2018 in Cinema:
The Post, 2018
Directed by: Steven Spielberg
Starring: Meryl Streep, Tom Hanks, Sarah Poulson, Bob Odenkirk, Tracy Letts, Bradley Whitford, Bruce Greenwood, Matthew Rhys
How to make an Oscar-worthy film:
- Hire an Oscar-winning director: Steven Spielberg, check.
- Hire an Oscar-winning leading actress: Meryl Streep, check.
- Hire an Oscar-winning leading actor: Tom Hanks, check.
- Hire an Oscar-winning writer to help write the film: Josh Singer, check.
- Hire an Oscar-winning editor: Michael Kahn, check.
- Hire an Oscar-winning musician: John Williams, check.
- Hire an Oscar-winning cinematographer: Janusz Kaminski, check.
- Having it based on a true story sometimes helps, preferably an American true story (for a BAFTA, have a British true story), check.
- Releasing it during awards-season (January-March) also helps, check.

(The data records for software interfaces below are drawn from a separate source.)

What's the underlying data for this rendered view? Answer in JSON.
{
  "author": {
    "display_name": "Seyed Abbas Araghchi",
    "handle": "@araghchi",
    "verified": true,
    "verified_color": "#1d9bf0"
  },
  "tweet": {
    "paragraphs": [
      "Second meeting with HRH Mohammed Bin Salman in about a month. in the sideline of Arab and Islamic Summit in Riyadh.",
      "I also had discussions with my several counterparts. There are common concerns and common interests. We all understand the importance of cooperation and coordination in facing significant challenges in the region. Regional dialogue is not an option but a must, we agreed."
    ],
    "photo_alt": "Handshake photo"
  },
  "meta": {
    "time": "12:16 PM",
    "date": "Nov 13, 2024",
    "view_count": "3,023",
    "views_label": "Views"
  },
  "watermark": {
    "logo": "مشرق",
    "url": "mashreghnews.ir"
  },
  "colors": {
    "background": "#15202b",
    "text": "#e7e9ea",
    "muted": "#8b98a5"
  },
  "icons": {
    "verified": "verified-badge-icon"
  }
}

Well, The Post certainly fits the bill. Back in the early-1970’s The New York Times started releasing highly classified government documents (the Pentagon Papers) relating to undisclosed information about the involvement of the government in the Vietnam War. After President Nixon orders an injunction to stop the New York Times from publishing, only for the Washington Post to subsequently get hold of the documents, forcing the owner, Katharine Graham (Meryl Streep, Kramer vs. Kramer), to have to make the ultimate decision of whether to publish the documents, despite the New York Times’ injunction, and risk prison.
Looking at everyone involved, from its on-screen stars to those behind the camera, it could have been so easy for everyone involved to give a nothing-special performance and just rely on their names and the nature of the film to drive it through, but, they all deliver solid performances to make a very entertaining film. They manage to build up everything surrounding the ultimate decision that Katharine has to make (although I was slightly annoyed that the trailers basically told us the film is centred around her decision and this film is based on a true story meaning surely the government can’t win..), with long spells dedicated to the actual war, the man who stole the documents, the fact that Katharine is a woman (and all the men trying to boss her around), the fact that the Washington Post is a small-time newspaper struggling to make money, the events over at the New York Times; it all comes together to make a tense finale as all sides are seen offering their opinion on Katharine’s decision.
I was quite surprised, though, about how little, technically, the Washington Post actually did in this series of events for a film to be made in their name. The New York Times leaked the documents (and subsequently won the Pulitzer Prize for it) and initiated the legal battle between the government and the press, yet a film was made about the Washington Post’s involvement when all they really did as get hold of the papers and publish them after the Washington Post already had. And this sense of not really having too much involvement in it is sensed in the film, as a lot of time is spent with Ben Bradlee (Tom Hanks, Forrest Gump) just trying to get hold of the papers in a playing catch-up style mission, and it is quickly ignored when they point out most of the smaller local papers also published content from it (and is considered a victory for the Washington Post, despite their key story being told by any and all competitors). And seeing this does make the film slow down a bit, as our protagonists aren’t the ones doing the research, they aren’t the ones threatened by the government for the most part, and that’s probably the only real criticism I have of the film, and it’s not a major criticism, but it did feel, at times, as if the pacing was a little off when compared to something like Spotlight.
Streep and Hanks both give excellent performances, more so Hanks, whose passion in his character, Editor-in-chief Ben Bradlee, is noticeable, however I have seen better from both of them, which isn’t a criticism, with a catalogue as wide as theirs it’ll take something exceptional to top their list. The supporting cast also play their roles really well, too, not hiding away in the stellar-names that accompany them. And a lot of the visuals are very impressive, not surprising considering Spielberg’s films are often visually beautiful and he’s used the same team for a large number of them.
Whether or not it performs well at the upcoming Oscars remains to be seen (Spotlight won Best Picture, amongst others, being a newspaper-themed movie) but the sheer amount of Academy Awards collectively held by all parties involved must be staggering. Even more so considering the budget (according to Wikipedia) was only $50m, I would have thought simply hiring everyone involved would have exceeded that amount. The Post is a very good drama with fantastic acting and beautiful visuals and accompanying sounds, but it does feel, especially early on, that the pacing is a bit slower than it needs to be early on.
Plot: * * * Acting: * * * * Writing: * * * * Presentation: * * * *